Your answer should be the records, copied exactly, with the pictures removed.

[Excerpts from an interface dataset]
====

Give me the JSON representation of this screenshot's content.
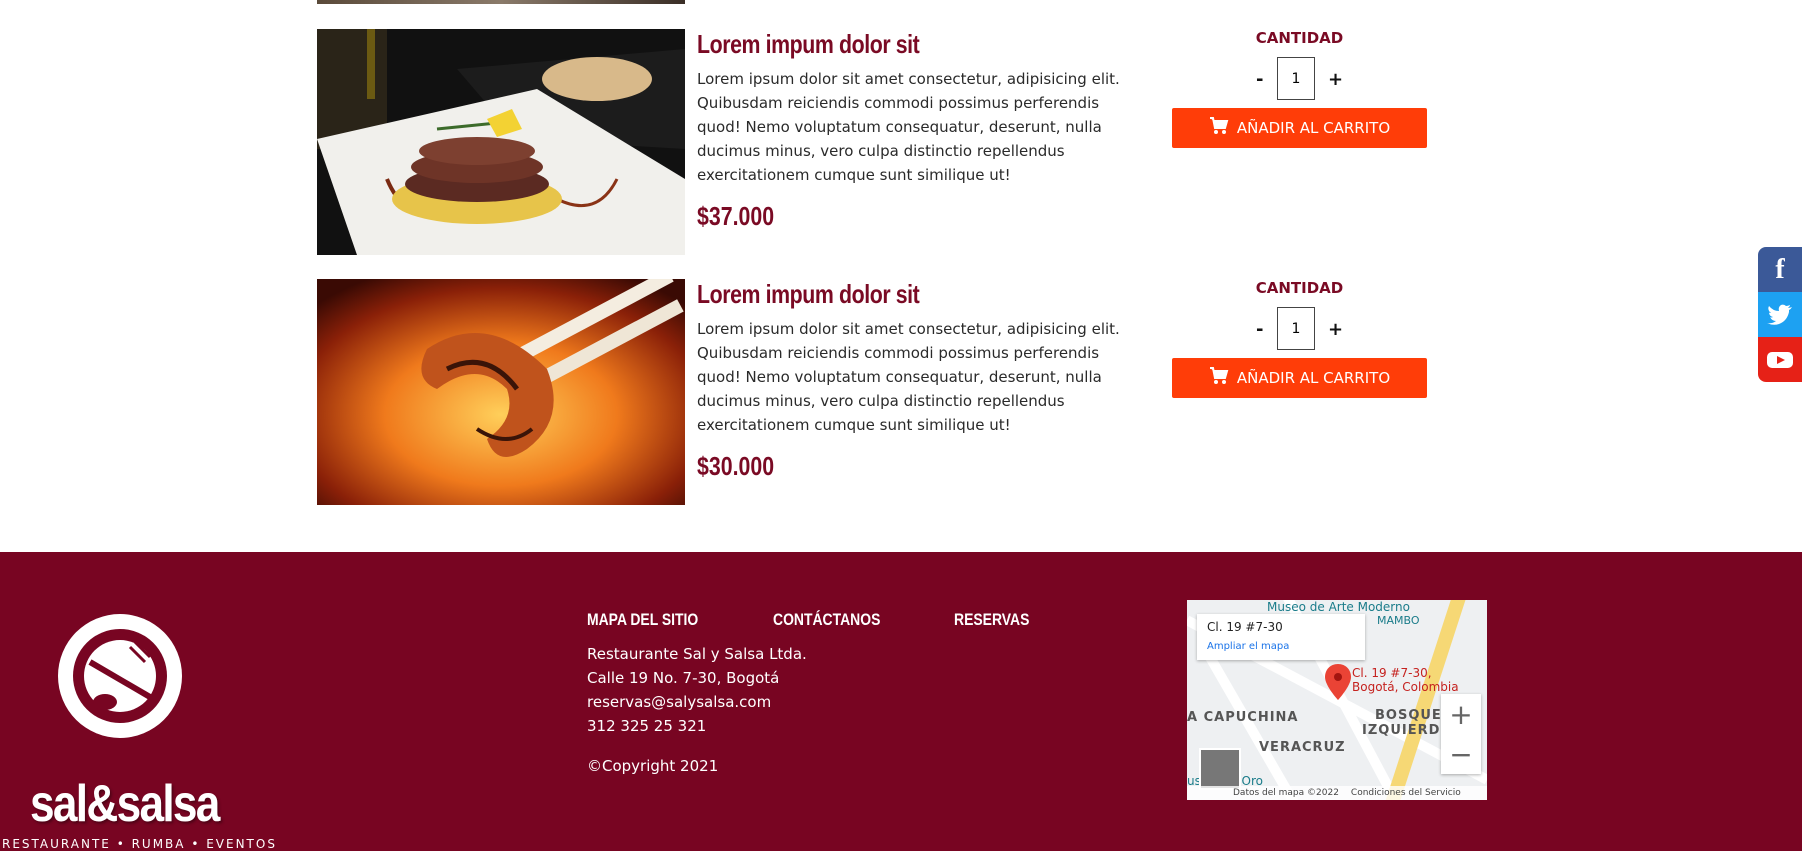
{
  "products": [
    {
      "title": "Lorem impum dolor sit",
      "description": "Lorem ipsum dolor sit amet consectetur, adipisicing elit. Quibusdam reiciendis commodi possimus perferendis quod! Nemo voluptatum consequatur, deserunt, nulla ducimus minus, vero culpa distinctio repellendus exercitationem cumque sunt similique ut!",
      "price": "$37.000",
      "quantity_label": "CANTIDAD",
      "quantity": "1",
      "minus": "-",
      "plus": "+",
      "add_label": "AÑADIR AL CARRITO"
    },
    {
      "title": "Lorem impum dolor sit",
      "description": "Lorem ipsum dolor sit amet consectetur, adipisicing elit. Quibusdam reiciendis commodi possimus perferendis quod! Nemo voluptatum consequatur, deserunt, nulla ducimus minus, vero culpa distinctio repellendus exercitationem cumque sunt similique ut!",
      "price": "$30.000",
      "quantity_label": "CANTIDAD",
      "quantity": "1",
      "minus": "-",
      "plus": "+",
      "add_label": "AÑADIR AL CARRITO"
    }
  ],
  "social": {
    "items": [
      "facebook-icon",
      "twitter-icon",
      "youtube-icon"
    ]
  },
  "footer": {
    "logo_word": "sal&salsa",
    "logo_tagline": "RESTAURANTE • RUMBA • EVENTOS",
    "nav": {
      "sitemap": "MAPA DEL SITIO",
      "contact": "CONTÁCTANOS",
      "reservations": "RESERVAS"
    },
    "contact_lines": [
      "Restaurante Sal y Salsa Ltda.",
      "Calle 19 No. 7-30, Bogotá",
      "reservas@salysalsa.com",
      "312 325 25 321"
    ],
    "copyright": "©Copyright 2021",
    "map": {
      "address": "Cl. 19 #7-30",
      "expand_link": "Ampliar el mapa",
      "pin_label_line1": "Cl. 19 #7-30,",
      "pin_label_line2": "Bogotá, Colombia",
      "area_top": "Museo de Arte Moderno",
      "area_mambo": "MAMBO",
      "area_capuchina": "A CAPUCHINA",
      "area_bosque": "BOSQUE",
      "area_izquierdo": "IZQUIERDO",
      "area_veracruz": "VERACRUZ",
      "area_museo_oro": "useo del Oro",
      "attribution_data": "Datos del mapa ©2022",
      "attribution_terms": "Condiciones del Servicio",
      "zoom_in": "+",
      "zoom_out": "−"
    },
    "bg_color": "#780522",
    "button_color": "#ff3d08",
    "title_color": "#7a0a24"
  }
}
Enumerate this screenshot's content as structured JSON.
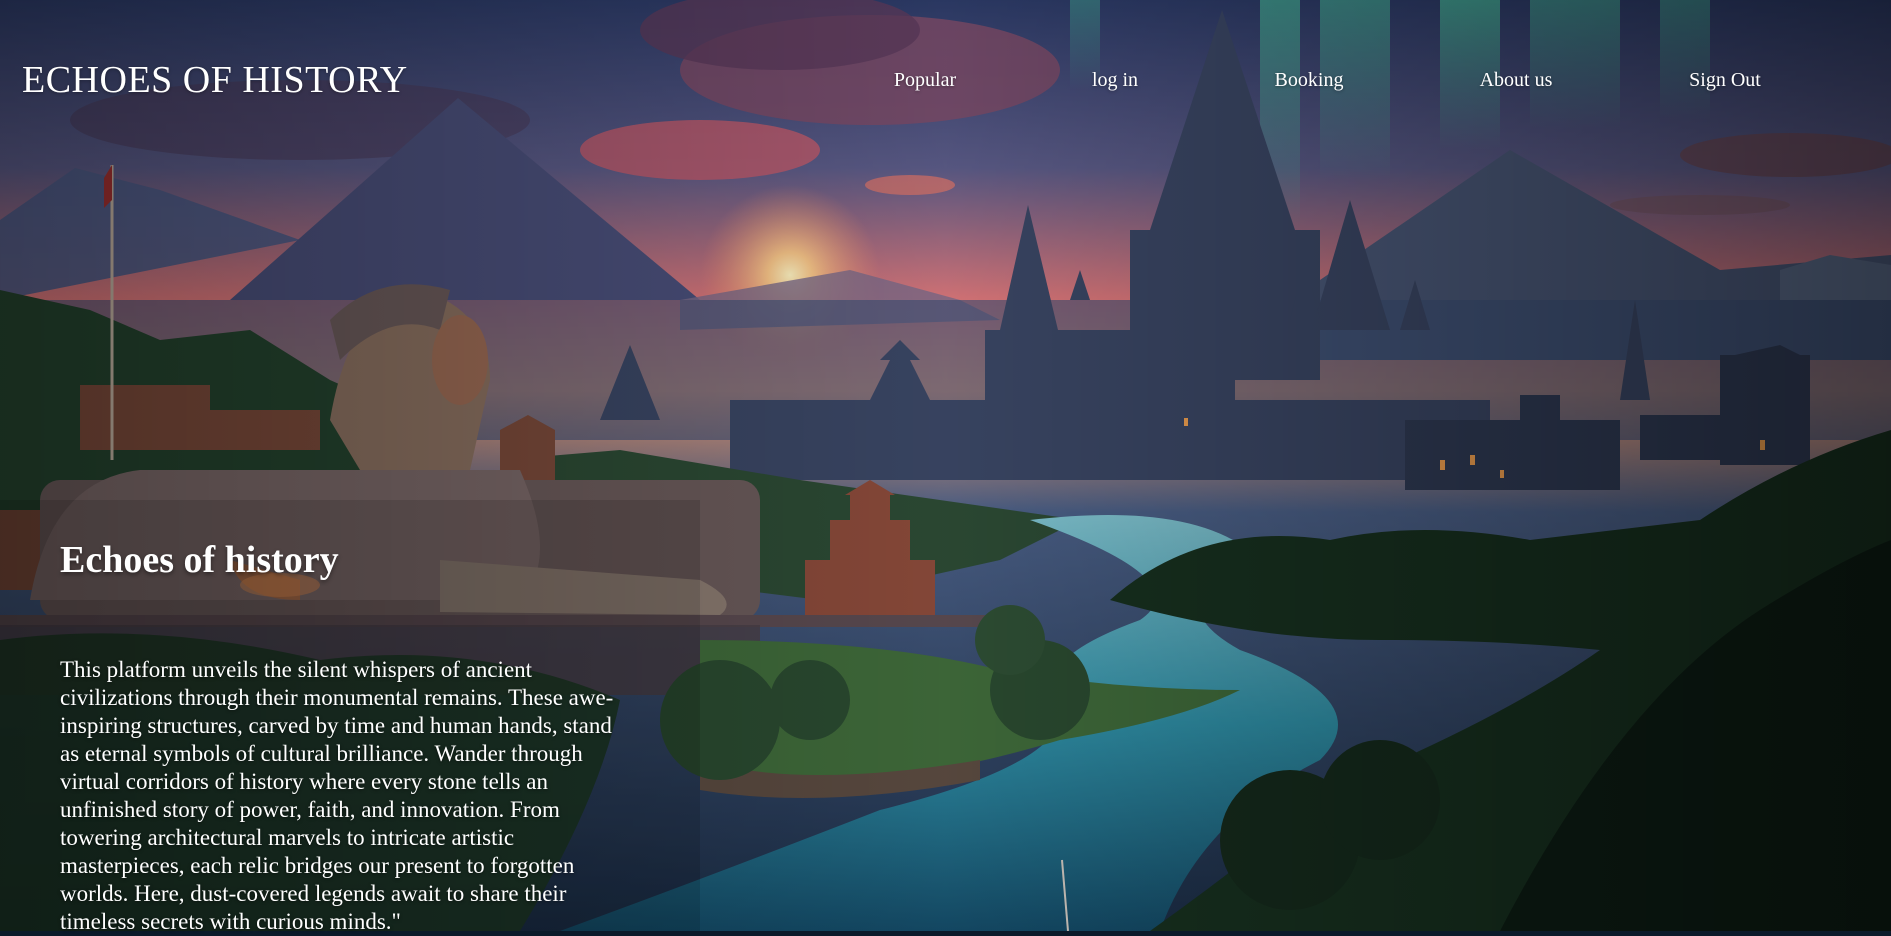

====

SOLUTION BELOW:
Give me the JSON representation of this screenshot's content.
{
  "products": [
    {
      "title": "Lorem impum dolor sit",
      "description": "Lorem ipsum dolor sit amet consectetur, adipisicing elit. Quibusdam reiciendis commodi possimus perferendis quod! Nemo voluptatum consequatur, deserunt, nulla ducimus minus, vero culpa distinctio repellendus exercitationem cumque sunt similique ut!",
      "price": "$37.000",
      "quantity_label": "CANTIDAD",
      "quantity": "1",
      "minus": "-",
      "plus": "+",
      "add_label": "AÑADIR AL CARRITO"
    },
    {
      "title": "Lorem impum dolor sit",
      "description": "Lorem ipsum dolor sit amet consectetur, adipisicing elit. Quibusdam reiciendis commodi possimus perferendis quod! Nemo voluptatum consequatur, deserunt, nulla ducimus minus, vero culpa distinctio repellendus exercitationem cumque sunt similique ut!",
      "price": "$30.000",
      "quantity_label": "CANTIDAD",
      "quantity": "1",
      "minus": "-",
      "plus": "+",
      "add_label": "AÑADIR AL CARRITO"
    }
  ],
  "social": {
    "items": [
      "facebook-icon",
      "twitter-icon",
      "youtube-icon"
    ]
  },
  "footer": {
    "logo_word": "sal&salsa",
    "logo_tagline": "RESTAURANTE • RUMBA • EVENTOS",
    "nav": {
      "sitemap": "MAPA DEL SITIO",
      "contact": "CONTÁCTANOS",
      "reservations": "RESERVAS"
    },
    "contact_lines": [
      "Restaurante Sal y Salsa Ltda.",
      "Calle 19 No. 7-30, Bogotá",
      "reservas@salysalsa.com",
      "312 325 25 321"
    ],
    "copyright": "©Copyright 2021",
    "map": {
      "address": "Cl. 19 #7-30",
      "expand_link": "Ampliar el mapa",
      "pin_label_line1": "Cl. 19 #7-30,",
      "pin_label_line2": "Bogotá, Colombia",
      "area_top": "Museo de Arte Moderno",
      "area_mambo": "MAMBO",
      "area_capuchina": "A CAPUCHINA",
      "area_bosque": "BOSQUE",
      "area_izquierdo": "IZQUIERDO",
      "area_veracruz": "VERACRUZ",
      "area_museo_oro": "useo del Oro",
      "attribution_data": "Datos del mapa ©2022",
      "attribution_terms": "Condiciones del Servicio",
      "zoom_in": "+",
      "zoom_out": "−"
    },
    "bg_color": "#780522",
    "button_color": "#ff3d08",
    "title_color": "#7a0a24"
  }
}
Enumerate this screenshot's content as structured JSON.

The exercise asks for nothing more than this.